"The Department of Defense was involved long before President Obama called for troops to go to Liberia," said Harris, a former AAAS Science and Technology Policy Fellow. "While sending military troops to deal with a microbiological enemy may seem odd, there are few better at logistics than the U.S. military."

Additionally, the Defense Department has created and trained a 30-person medical support team to provide short-notice assistance to civilian medical providers in the United States as needed. At the same time, the Department of Homeland Security is striving to keep Ebola out of the United States by screening travelers at airports. Passenger screenings at airports not only prevent sick travelers from boarding flights to the United States, but they also discourage ill passengers from traveling more generally, said Firoved.

Meanwhile, the State Department is working to coordinate the various U.S. and international government agencies involved in the fight against Ebola, including the departments of Defense, Health and Human Services, and Homeland Security, as well as U.S. Agency for International Development and the National Security Council.


"The State Department Ebola Coordination Unit has the role of leading on our international outreach and engagement," Louissaint said. "That requires that we work very closely with USAID and others to make sure that we have a sense of what is happening on the ground, what the needs are, and that we can target our request to the international communities in that regard."

While more practiced at dealing with natural disasters, the international community has minimal experience responding to a public health crisis like Ebola, Louissaint said. "Things are very dynamic on the ground. They change, sometimes moment to moment. So getting the international community to really understand what the needs are and how they can train and deploy has been something that we've worked on pretty hard. But I think that we are starting to see a turning of the tide."

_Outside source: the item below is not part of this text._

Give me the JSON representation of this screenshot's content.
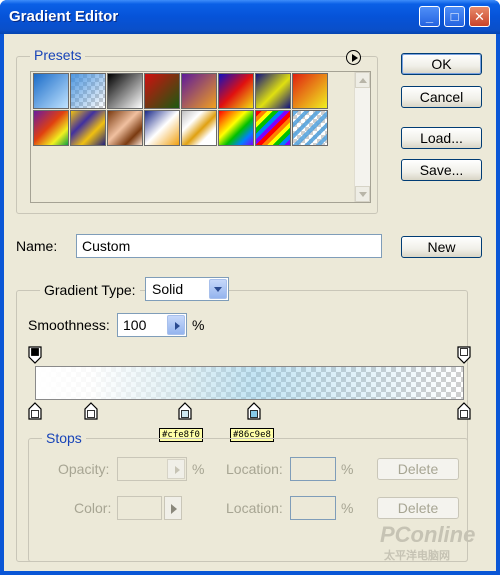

[Photo credit for associated teaser image: Flickr/European Commission DG ECHO]